One of the more striking developments of 2016 was the emergence of a “post-fact” world, in which virtually all authoritative information sources were challenged by contrary facts of dubious quality and provenance. In a world without gatekeepers, there is no reason to think that good information will win out over bad.
One of the developments of 2016 and its highly unusual politics was the emergence of a “post-fact” world, in which virtually all authoritative information sources were called into question and challenged by contrary facts of dubious quality and provenance.
The emergence of the Internet and the World Wide Web in the 1990s was greeted as a moment of liberation and a boon for democracy worldwide. Information constitutes a form of power, and to the extent that information was becoming cheaper and more accessible, democratic publics would be able to participate in domains from which they had been hitherto excluded.
The development of social media in the early 2000s appeared to accelerate this trend, permitting the mass mobilization that fueled various democratic “color revolutions” around the world, from Ukraine to Burma (Myanmar) to Egypt. In a world of peer-to-peer communication, the old gatekeepers of information, largely seen to be oppressive authoritarian states, could now be bypassed.

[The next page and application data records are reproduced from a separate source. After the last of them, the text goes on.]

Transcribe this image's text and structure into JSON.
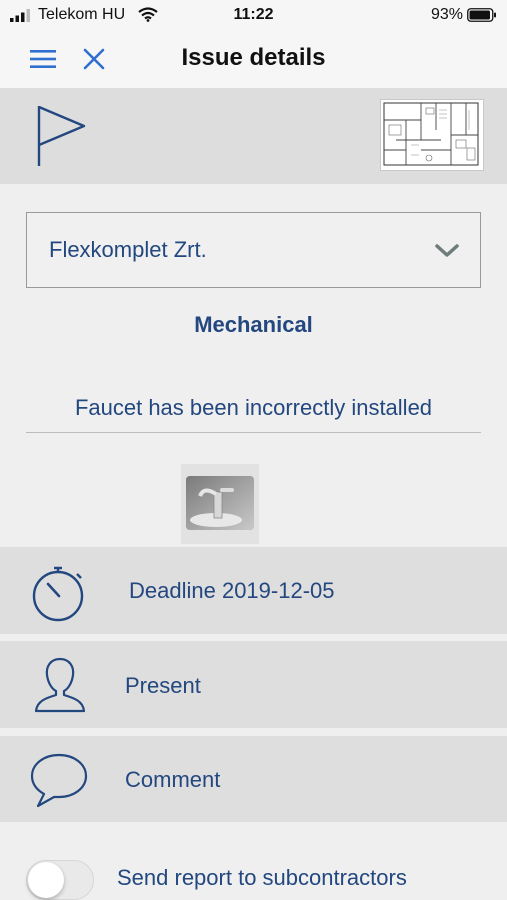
{
  "status_bar": {
    "carrier": "Telekom HU",
    "time": "11:22",
    "battery_percent": "93%"
  },
  "nav": {
    "title": "Issue details",
    "menu_icon": "hamburger-menu-icon",
    "close_icon": "close-icon"
  },
  "header": {
    "flag_icon": "flag-icon",
    "floorplan_thumbnail": "floor-plan-thumbnail"
  },
  "company_select": {
    "value": "Flexkomplet Zrt.",
    "icon": "chevron-down-icon"
  },
  "issue": {
    "category": "Mechanical",
    "description": "Faucet has been incorrectly installed",
    "photo": "faucet-photo-thumbnail"
  },
  "rows": {
    "deadline": {
      "label": "Deadline  2019-12-05",
      "icon": "stopwatch-icon"
    },
    "present": {
      "label": "Present",
      "icon": "person-icon"
    },
    "comment": {
      "label": "Comment",
      "icon": "speech-bubble-icon"
    }
  },
  "send_report": {
    "label": "Send report to subcontractors",
    "enabled": false
  },
  "colors": {
    "accent_blue": "#2f6fd0",
    "text_navy": "#23477f",
    "band_gray": "#dddddd",
    "background": "#efefef"
  }
}
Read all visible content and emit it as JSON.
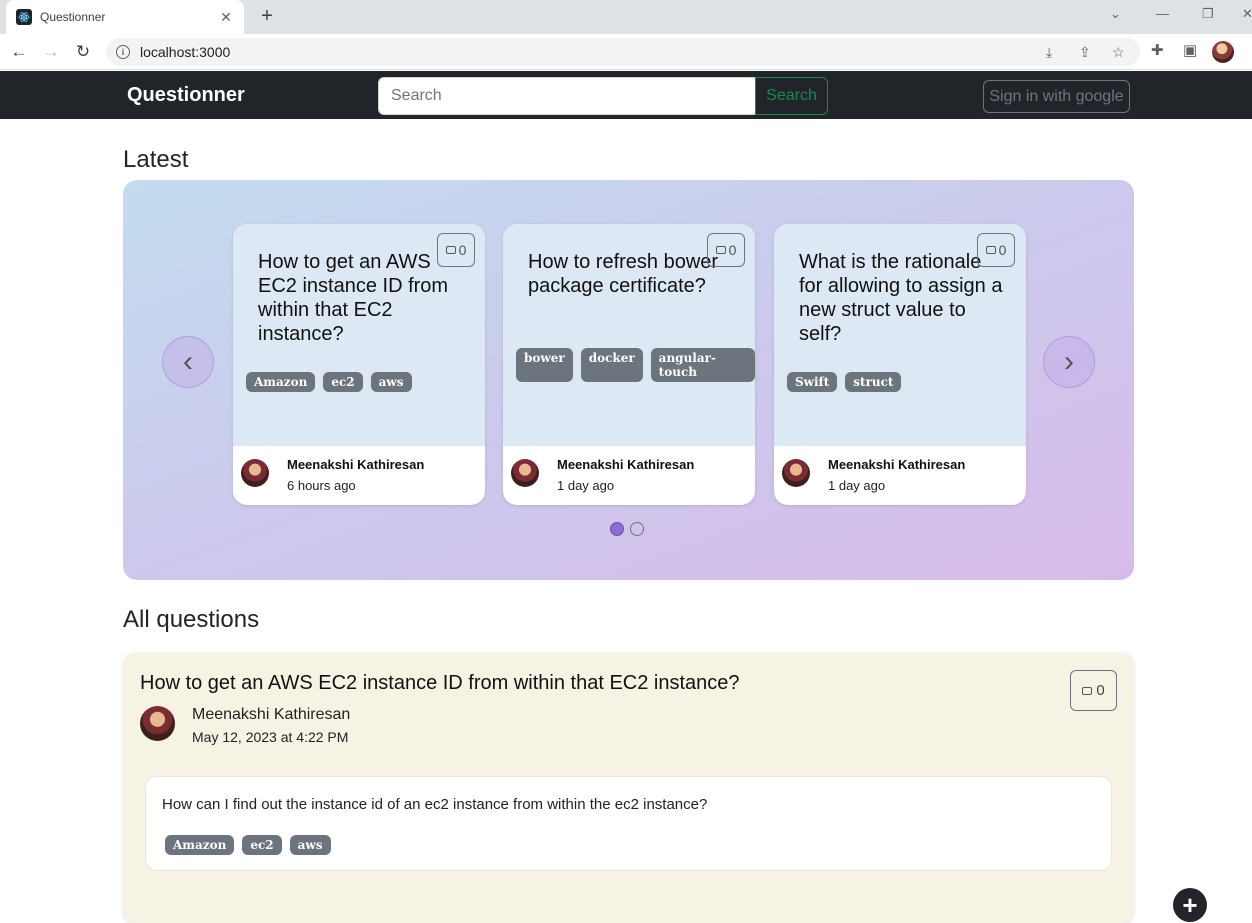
{
  "browser": {
    "tab_title": "Questionner",
    "url": "localhost:3000"
  },
  "navbar": {
    "brand": "Questionner",
    "search_placeholder": "Search",
    "search_button": "Search",
    "signin_button": "Sign in with google"
  },
  "latest": {
    "title": "Latest",
    "cards": [
      {
        "title": "How to get an AWS EC2 instance ID from within that EC2 instance?",
        "comments": "0",
        "tags": [
          "Amazon",
          "ec2",
          "aws"
        ],
        "author": "Meenakshi Kathiresan",
        "time": "6 hours ago"
      },
      {
        "title": "How to refresh bower package certificate?",
        "comments": "0",
        "tags": [
          "bower",
          "docker",
          "angular-touch"
        ],
        "author": "Meenakshi Kathiresan",
        "time": "1 day ago"
      },
      {
        "title": "What is the rationale for allowing to assign a new struct value to self?",
        "comments": "0",
        "tags": [
          "Swift",
          "struct"
        ],
        "author": "Meenakshi Kathiresan",
        "time": "1 day ago"
      }
    ],
    "prev_arrow": "‹",
    "next_arrow": "›",
    "slide_count": 2,
    "active_slide": 1
  },
  "all_questions": {
    "title": "All questions",
    "items": [
      {
        "title": "How to get an AWS EC2 instance ID from within that EC2 instance?",
        "author": "Meenakshi Kathiresan",
        "date": "May 12, 2023 at 4:22 PM",
        "comments": "0",
        "body": "How can I find out the instance id of an ec2 instance from within the ec2 instance?",
        "tags": [
          "Amazon",
          "ec2",
          "aws"
        ]
      }
    ]
  },
  "fab_label": "+"
}
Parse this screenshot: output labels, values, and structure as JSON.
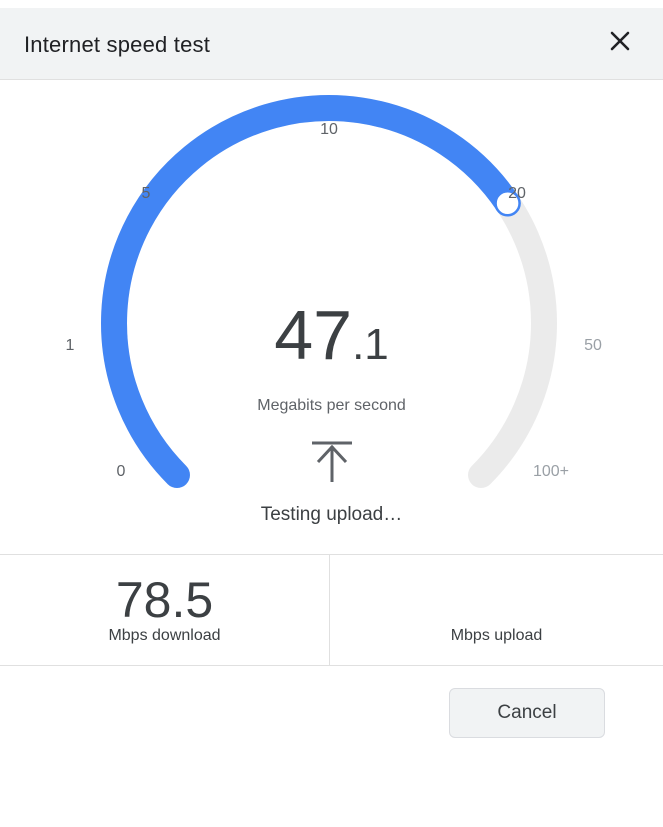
{
  "dialog": {
    "title": "Internet speed test",
    "close_icon": "close-icon"
  },
  "gauge": {
    "ticks": [
      "0",
      "1",
      "5",
      "10",
      "20",
      "50",
      "100+"
    ],
    "fill_fraction": 0.708,
    "active_color": "#4285f4",
    "track_color": "#ebebeb",
    "speed_integer": "47",
    "speed_decimal": ".1",
    "unit": "Megabits per second",
    "status_icon": "upload-arrow-icon",
    "status": "Testing upload…"
  },
  "results": {
    "download_value": "78.5",
    "download_label": "Mbps download",
    "upload_value": "",
    "upload_label": "Mbps upload"
  },
  "actions": {
    "cancel_label": "Cancel"
  }
}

While there was some truth to this positive narrative, another, darker one was also taking shape. Those old authoritarian forces were responding in dialectical fashion, learning to control the Internet, as in China, with its tens of thousands of censors, or, as in Russia, by recruiting legions of trolls and unleashing bots to flood social media with bad information. These trends all came together in a hugely visible way during 2016, in ways that bridged foreign and domestic politics.
The premier manipulator of social media turned out to be Russia. Its government has put out blatant falsehoods like the “fact” that Ukrainian nationalists were crucifying small children, or that Ukrainian government forces shot down Malaysia Airlines Flight 17 in 2014. These same sources contributed to the debates on Scottish independence, Brexit, and the Dutch referendum on the EU’s Association Agreement with Ukraine, amplifying any dubious fact that would weaken pro-EU forces.
Use of bad information as a weapon by authoritarian powers would be bad enough, but the practice took root big time during the US election campaign. All politicians lie or, more charitably, spin the truth for their own benefit; but Donald Trump took the practice to new and unprecedented heights.